Rhizomelic Chondrodysplasia Punctata (RCDP)
RCDP is a rare genetic disorder, causing severe learning difficulties, shortened long bones, misshapen joints, cataracts, and spinal deformities.
Elvi has RCDP, which means that at 15 years of age she has the mental age of a two year old. There are believed to be only two other children with RCDP living in the UK.
Because of the rarity of the condition consultants have very little to go on when managing Elvi’s condition or discussing what the future holds for her. It is thought that Elvi has the rare mild form of the rare disorder but beyond that they say she is “writing her own story”. There is one doctor, in America, researching the condition but no drug trials. No one in her special needs school has heard of her syndrome. Therapists ask us for tips. As so often with a rare genetic disorder her parents, have become the experts.
Elvi was diagnosed, aged two. Doctors told her parents, Sam and Damian, that sufferers of RCDP rarely lived past three years old. But as with everything else in her life Elvi has defied the predictable and expected and has grown into a beautiful young woman.
Life with Elvi
Elvi’s mum Sam says that in many ways Elvi is a typical teenager. “She has developed a fashionable fascination with coats, wanting to try on mine, and then swap it with her brother’s and then her stepdad’s. She loves good looking boys. X Factor and Dancing on Ice star, Ray Quinn is the current favourite. She hates going to bed, then wakes in the early hours of the morning demanding TV and food. She has hormonal strops with me and is incredibly opinionated. So far so teenage!”
The difference is Elvi knows only about 60 words. She can put three words together but sentences are no longer than that.

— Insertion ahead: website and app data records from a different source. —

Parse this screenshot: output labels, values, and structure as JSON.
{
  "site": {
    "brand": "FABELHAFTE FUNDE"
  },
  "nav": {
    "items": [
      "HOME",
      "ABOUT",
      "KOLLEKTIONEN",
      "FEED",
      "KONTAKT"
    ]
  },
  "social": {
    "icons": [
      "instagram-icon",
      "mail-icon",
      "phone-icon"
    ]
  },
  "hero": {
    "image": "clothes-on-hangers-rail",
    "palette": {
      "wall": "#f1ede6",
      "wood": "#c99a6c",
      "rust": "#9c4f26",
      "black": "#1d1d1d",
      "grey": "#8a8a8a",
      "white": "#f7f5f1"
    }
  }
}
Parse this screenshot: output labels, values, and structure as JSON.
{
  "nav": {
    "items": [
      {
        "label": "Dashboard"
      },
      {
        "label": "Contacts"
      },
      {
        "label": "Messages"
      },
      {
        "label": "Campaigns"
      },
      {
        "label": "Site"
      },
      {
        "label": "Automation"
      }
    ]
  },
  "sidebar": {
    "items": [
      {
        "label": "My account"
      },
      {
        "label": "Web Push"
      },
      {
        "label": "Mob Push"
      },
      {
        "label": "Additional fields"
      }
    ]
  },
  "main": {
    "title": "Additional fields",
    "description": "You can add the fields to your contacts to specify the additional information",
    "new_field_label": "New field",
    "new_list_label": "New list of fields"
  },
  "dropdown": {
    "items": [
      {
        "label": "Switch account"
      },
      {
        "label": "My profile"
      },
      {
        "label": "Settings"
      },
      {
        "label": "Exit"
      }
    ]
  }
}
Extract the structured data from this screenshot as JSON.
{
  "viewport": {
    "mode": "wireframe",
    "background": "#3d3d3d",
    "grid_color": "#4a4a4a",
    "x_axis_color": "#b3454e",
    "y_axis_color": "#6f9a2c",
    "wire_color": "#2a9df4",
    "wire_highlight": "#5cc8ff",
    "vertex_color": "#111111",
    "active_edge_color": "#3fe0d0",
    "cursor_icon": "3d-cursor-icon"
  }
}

“Toast please, momma.”
She can’t walk but she bum shuffles, at great speed if she’s angry. She can’t turn the TV channel over but she can point to Kung Fu Panda 2 picture on the satellite guide and demand: “THAT ONE!”
Sam continues: “Behind her pale blue eyes there is so much more going on. She taught herself to lever her body onto the sofa without help. She absolutely loves going to church on a Sunday morning, “Sing song” as she calls it. She can recite the words to her favourite book Owl Babies. She jokingly calls me “Daddy” and Daddy gets called “Mummy” then she cracks up laughing. She laughs so heartily at the sat nav voice in our car I worry she’s going to convulse every time it tells us to “take the first exit at the roundabout.
“One consultant told us early on: If she had been normal she probably would have been incredibly bright. That’s another thing you learn as a parent of child with a genetic disorder, well-meaning doctors can break your heart with a single throwaway line”
You learn patience. Elvi can’t be told to “wait” because she doesn’t understand the concept of “waiting” for anything. When she gets cross, usually frustrated that she can’t make herself understood, she starts trashing anything in reach. Sometimes she bites. Pure fury. It doesn’t matter where we are or who we are with, social niceties mean nothing to Elvi.
Her brother, Sonny, ten, has to sacrifice so much because Elvi won’t tolerate sitting in a cafe or shopping, theatre performances are hit and miss, her wheelchair can’t climb hills or cross sand dunes. She will only watch animated films, mostly the same one 10 million times, then suddenly tire of it and move on to something else. Her endless hospital appointments and 24-hour care mean Sonny’s plans are often rescheduled or cancelled.
“Recently Elvi stopped sleeping in the night. She wakes at 3am most mornings and refuses to go back to sleep. I have to be up with her. It’s exhausting. I gave up a job I loved as a journalist to concentrate on Elvi and spend more time with her brother”
Looking back I realise our life has been split into three phases.
There was the fight for a diagnosis when she was tiny and then the shock of discovering what she had – that sadly led to us divorcing; it’s no comfort that parents of a disabled child are 10 per cent more likely to split up than “normal” parents.
Then the fight for services as she got older and we realised she would need support and equipment. Her dad and I started new families – two sets of parents and siblings to love her. We stopped looking inward and began collecting friends in the same position with children of whatever disability to share our darkest moments. We found Jeans for Genes; I joined the grant panel which gives money raised on the Jeans for Genes Day to small charities mostly run by parents. I began to advocate for other children with one of the more than 6,000 genetic disorders.
Then came her emergence into young adulthood, a two-year fight to change schools, more battles for equipment and services as she outgrew primary things. An understanding that her strange new foibles were actually just being a teenager. Adapting to the sheer physical stress of lifting and moving someone who weighs 38lbs. Ramps, a wet room, better access to the garden, a car that can take her much bigger wheelchair.
And now we stare at the future, so lucky to have this beautiful, funny, smiley, cuddly girl but terrified what will happen when she leaves school. When I was a teenager I always wanted to be different to everyone else. All I needed was Elvi”.